Top of GIVEN RECORDS

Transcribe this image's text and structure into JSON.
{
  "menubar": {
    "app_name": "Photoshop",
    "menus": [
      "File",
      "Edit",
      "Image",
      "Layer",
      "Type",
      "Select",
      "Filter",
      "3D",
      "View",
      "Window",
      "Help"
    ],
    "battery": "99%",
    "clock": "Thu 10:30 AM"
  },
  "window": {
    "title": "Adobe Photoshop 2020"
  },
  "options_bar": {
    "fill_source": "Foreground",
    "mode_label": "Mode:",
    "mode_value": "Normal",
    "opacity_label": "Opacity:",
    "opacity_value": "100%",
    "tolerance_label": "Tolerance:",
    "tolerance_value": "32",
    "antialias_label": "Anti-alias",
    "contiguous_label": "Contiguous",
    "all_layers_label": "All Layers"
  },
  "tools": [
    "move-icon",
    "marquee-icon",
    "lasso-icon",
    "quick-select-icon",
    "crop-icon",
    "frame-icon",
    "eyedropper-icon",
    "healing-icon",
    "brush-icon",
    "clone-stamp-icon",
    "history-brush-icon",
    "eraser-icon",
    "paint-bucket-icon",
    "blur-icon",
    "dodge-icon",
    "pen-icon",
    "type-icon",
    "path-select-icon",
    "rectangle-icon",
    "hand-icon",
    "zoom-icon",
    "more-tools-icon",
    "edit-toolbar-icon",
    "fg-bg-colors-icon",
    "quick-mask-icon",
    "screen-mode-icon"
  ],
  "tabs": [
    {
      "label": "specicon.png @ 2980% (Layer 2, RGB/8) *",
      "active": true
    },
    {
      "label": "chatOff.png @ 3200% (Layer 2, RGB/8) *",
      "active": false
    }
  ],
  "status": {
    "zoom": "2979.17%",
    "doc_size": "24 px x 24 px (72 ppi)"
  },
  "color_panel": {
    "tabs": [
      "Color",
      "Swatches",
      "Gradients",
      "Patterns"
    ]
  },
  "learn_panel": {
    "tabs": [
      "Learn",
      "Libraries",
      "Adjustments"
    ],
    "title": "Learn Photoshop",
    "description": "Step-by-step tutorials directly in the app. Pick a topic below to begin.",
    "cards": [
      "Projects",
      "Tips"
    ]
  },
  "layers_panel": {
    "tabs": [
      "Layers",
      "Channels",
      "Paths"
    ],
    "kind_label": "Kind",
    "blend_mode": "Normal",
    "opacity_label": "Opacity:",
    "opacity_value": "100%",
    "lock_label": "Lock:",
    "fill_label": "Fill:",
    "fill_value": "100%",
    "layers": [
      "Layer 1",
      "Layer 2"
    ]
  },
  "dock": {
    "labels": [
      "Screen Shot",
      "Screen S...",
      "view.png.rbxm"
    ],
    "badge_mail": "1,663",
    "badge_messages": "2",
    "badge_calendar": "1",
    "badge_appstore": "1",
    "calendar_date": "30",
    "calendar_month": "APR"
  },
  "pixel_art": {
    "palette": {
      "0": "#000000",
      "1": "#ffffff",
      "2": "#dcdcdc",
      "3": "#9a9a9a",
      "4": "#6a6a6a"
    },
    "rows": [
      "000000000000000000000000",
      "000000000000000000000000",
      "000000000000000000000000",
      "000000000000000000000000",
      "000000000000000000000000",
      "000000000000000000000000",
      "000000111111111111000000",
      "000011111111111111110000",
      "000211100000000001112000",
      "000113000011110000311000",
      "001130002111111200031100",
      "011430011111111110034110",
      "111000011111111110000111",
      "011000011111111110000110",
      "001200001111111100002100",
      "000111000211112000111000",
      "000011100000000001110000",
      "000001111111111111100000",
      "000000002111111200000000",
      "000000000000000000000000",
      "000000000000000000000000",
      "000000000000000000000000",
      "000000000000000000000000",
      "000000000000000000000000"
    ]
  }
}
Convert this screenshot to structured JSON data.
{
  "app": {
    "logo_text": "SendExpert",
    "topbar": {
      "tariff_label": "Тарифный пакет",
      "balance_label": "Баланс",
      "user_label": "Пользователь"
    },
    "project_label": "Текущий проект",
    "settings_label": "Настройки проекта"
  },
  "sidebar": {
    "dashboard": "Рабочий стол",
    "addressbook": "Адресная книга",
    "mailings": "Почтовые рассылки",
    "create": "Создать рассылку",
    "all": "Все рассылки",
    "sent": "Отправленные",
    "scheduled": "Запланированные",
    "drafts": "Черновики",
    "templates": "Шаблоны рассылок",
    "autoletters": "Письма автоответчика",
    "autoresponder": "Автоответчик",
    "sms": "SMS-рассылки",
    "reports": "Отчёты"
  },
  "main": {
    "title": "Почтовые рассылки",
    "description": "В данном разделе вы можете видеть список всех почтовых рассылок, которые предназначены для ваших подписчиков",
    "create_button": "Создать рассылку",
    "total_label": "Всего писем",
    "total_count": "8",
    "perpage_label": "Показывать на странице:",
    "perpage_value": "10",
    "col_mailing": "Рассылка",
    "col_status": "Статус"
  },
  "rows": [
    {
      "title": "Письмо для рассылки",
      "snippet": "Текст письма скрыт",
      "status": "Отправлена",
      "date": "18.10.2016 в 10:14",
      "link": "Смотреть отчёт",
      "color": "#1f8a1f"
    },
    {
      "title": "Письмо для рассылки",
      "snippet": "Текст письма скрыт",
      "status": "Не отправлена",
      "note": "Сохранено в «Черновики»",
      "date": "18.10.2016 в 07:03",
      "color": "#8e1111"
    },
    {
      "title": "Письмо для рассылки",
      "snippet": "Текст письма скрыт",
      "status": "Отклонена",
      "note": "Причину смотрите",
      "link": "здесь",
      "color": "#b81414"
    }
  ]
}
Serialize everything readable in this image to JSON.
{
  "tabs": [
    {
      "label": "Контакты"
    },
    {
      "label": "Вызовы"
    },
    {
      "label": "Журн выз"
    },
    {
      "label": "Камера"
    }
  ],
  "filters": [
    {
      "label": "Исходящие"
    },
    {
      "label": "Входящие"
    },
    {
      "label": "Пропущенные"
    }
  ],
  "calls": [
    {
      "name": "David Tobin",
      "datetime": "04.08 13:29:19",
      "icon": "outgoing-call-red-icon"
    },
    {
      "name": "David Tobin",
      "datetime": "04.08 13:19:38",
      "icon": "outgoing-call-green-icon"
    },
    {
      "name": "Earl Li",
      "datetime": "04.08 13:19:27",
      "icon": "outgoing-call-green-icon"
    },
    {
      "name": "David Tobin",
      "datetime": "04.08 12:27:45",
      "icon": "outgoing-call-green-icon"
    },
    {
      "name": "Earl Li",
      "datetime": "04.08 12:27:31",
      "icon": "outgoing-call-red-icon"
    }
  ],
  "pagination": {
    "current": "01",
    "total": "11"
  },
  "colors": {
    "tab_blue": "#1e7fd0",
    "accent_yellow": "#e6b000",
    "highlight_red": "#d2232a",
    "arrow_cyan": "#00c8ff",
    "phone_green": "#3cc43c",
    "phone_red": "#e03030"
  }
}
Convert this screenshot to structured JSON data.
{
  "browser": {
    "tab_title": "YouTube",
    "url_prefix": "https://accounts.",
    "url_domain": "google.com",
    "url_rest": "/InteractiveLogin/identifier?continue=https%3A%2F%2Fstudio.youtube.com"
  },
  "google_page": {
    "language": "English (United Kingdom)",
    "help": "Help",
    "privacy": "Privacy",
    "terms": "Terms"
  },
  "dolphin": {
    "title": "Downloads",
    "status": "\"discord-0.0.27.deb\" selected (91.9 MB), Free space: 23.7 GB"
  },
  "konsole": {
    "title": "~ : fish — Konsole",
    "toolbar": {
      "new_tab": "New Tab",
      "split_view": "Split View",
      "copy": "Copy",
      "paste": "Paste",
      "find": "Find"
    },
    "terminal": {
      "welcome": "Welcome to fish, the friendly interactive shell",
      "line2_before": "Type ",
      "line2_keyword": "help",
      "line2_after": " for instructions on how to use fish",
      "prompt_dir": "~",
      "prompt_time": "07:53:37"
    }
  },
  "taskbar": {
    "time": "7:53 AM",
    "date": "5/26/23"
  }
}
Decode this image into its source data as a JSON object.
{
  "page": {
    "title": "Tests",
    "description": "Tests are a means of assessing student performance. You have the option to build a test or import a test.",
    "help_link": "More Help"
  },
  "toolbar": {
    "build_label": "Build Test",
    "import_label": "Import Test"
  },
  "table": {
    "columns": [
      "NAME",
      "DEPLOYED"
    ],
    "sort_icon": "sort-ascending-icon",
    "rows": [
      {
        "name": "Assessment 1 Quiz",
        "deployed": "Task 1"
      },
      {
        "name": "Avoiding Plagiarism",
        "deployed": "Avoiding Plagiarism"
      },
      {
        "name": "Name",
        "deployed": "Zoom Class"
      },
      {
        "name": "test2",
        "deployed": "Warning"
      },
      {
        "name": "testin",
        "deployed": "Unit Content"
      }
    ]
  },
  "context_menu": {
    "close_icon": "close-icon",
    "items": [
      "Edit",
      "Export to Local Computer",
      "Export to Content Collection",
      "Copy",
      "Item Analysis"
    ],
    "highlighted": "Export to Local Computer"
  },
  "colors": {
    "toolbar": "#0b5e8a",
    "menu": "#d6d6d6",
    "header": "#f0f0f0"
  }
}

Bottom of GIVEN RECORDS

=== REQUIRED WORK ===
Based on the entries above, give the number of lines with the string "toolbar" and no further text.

=== WRITTEN SOLUTION ===
4